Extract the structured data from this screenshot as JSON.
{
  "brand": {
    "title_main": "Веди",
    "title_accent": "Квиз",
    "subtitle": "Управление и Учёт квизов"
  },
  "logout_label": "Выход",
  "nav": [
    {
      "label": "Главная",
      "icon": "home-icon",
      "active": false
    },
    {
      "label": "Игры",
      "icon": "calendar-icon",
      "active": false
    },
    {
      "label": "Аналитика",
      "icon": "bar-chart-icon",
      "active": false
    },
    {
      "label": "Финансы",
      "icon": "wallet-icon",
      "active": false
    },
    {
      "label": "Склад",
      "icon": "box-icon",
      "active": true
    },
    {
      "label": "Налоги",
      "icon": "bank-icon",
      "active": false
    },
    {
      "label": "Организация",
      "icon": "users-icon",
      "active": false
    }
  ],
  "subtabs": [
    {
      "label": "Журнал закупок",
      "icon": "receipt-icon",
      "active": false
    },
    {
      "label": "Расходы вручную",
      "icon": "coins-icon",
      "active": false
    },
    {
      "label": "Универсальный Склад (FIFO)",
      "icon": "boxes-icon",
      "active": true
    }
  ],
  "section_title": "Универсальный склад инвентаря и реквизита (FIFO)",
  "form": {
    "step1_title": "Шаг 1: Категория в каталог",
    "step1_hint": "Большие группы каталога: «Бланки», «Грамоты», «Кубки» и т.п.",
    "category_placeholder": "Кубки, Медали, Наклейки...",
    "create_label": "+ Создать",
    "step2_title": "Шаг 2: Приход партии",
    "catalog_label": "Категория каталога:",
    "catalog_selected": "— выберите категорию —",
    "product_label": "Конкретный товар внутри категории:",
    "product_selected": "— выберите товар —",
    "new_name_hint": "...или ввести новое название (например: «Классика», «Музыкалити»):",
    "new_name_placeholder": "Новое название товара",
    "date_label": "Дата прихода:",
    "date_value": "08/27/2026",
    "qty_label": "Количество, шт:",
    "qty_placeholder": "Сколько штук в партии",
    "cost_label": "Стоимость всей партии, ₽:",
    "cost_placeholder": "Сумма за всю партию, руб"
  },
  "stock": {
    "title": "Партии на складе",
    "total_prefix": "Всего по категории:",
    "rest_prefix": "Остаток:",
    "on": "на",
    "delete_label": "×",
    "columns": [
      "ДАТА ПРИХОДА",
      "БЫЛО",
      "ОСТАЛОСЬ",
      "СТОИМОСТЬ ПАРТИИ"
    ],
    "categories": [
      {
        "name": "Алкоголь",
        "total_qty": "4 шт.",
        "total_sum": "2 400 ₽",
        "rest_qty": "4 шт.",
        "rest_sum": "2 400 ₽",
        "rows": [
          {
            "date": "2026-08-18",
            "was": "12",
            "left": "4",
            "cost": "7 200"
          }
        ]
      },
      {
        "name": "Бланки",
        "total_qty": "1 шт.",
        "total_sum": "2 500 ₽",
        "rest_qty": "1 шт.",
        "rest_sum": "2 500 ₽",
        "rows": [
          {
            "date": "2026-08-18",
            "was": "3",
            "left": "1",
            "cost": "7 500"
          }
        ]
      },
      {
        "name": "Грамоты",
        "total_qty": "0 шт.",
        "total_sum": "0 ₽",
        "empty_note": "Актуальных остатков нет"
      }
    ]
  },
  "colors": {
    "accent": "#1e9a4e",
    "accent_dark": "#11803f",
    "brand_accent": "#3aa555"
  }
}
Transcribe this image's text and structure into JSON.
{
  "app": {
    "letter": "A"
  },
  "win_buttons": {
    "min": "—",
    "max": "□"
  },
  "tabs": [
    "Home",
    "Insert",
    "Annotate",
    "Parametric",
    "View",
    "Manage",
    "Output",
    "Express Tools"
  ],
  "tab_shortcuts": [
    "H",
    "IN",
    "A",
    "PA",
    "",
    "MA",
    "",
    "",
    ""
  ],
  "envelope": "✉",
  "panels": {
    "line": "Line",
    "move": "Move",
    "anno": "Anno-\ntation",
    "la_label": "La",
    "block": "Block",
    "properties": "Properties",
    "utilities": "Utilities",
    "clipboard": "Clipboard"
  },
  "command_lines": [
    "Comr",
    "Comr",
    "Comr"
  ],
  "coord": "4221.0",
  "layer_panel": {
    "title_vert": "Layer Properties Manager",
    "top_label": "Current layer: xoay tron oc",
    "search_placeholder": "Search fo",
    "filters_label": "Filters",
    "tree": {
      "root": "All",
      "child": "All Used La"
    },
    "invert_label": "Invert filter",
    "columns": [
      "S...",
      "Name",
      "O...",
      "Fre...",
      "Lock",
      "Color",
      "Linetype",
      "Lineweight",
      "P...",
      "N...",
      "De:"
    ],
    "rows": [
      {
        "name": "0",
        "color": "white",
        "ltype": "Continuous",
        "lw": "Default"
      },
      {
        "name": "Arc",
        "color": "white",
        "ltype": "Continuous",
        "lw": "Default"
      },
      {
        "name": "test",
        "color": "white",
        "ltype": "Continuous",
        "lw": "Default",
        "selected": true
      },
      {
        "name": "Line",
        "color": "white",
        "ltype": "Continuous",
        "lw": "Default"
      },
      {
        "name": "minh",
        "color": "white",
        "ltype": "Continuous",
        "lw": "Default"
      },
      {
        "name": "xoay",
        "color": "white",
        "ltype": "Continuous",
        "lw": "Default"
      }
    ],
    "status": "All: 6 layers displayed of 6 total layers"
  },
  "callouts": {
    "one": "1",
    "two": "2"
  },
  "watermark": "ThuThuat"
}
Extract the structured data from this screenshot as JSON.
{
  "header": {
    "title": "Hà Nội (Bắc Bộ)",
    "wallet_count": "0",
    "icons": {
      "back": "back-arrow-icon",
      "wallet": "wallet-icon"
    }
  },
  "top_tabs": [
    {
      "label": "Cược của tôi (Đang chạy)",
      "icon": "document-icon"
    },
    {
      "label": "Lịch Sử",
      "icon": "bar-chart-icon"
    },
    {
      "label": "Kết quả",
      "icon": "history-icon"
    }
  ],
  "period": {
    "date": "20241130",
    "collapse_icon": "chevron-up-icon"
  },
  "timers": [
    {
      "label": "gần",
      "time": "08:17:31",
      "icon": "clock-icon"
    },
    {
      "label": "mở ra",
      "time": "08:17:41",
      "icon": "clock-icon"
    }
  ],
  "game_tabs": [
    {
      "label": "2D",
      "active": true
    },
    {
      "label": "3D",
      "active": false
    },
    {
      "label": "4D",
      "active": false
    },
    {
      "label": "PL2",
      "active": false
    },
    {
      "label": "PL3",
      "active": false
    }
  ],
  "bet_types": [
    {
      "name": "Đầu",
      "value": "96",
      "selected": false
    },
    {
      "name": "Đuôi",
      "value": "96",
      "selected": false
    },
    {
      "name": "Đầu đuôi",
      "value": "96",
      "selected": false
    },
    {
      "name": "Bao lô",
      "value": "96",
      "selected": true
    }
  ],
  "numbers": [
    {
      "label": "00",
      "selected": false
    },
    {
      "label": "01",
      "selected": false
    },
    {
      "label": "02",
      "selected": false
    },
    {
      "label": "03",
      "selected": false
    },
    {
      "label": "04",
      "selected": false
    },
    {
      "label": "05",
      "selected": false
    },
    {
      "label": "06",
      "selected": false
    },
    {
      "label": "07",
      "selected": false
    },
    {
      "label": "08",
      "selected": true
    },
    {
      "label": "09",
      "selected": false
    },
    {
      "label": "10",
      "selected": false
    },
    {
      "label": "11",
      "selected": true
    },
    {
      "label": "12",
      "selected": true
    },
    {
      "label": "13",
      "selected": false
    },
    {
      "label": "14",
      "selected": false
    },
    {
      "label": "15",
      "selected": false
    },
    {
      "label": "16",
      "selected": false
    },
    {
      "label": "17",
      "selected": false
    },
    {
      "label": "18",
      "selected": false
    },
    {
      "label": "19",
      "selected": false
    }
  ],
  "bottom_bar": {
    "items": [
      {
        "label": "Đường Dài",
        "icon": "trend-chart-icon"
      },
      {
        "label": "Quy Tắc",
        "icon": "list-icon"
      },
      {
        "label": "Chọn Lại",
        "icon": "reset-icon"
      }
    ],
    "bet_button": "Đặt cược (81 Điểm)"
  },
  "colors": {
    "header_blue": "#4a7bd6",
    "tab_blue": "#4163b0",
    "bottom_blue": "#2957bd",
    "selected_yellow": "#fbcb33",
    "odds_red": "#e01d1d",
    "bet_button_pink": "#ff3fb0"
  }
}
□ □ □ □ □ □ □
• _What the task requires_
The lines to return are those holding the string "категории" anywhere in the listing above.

• _The answer_
    "product_label": "Конкретный товар внутри категории:",
    "total_prefix": "Всего по категории:",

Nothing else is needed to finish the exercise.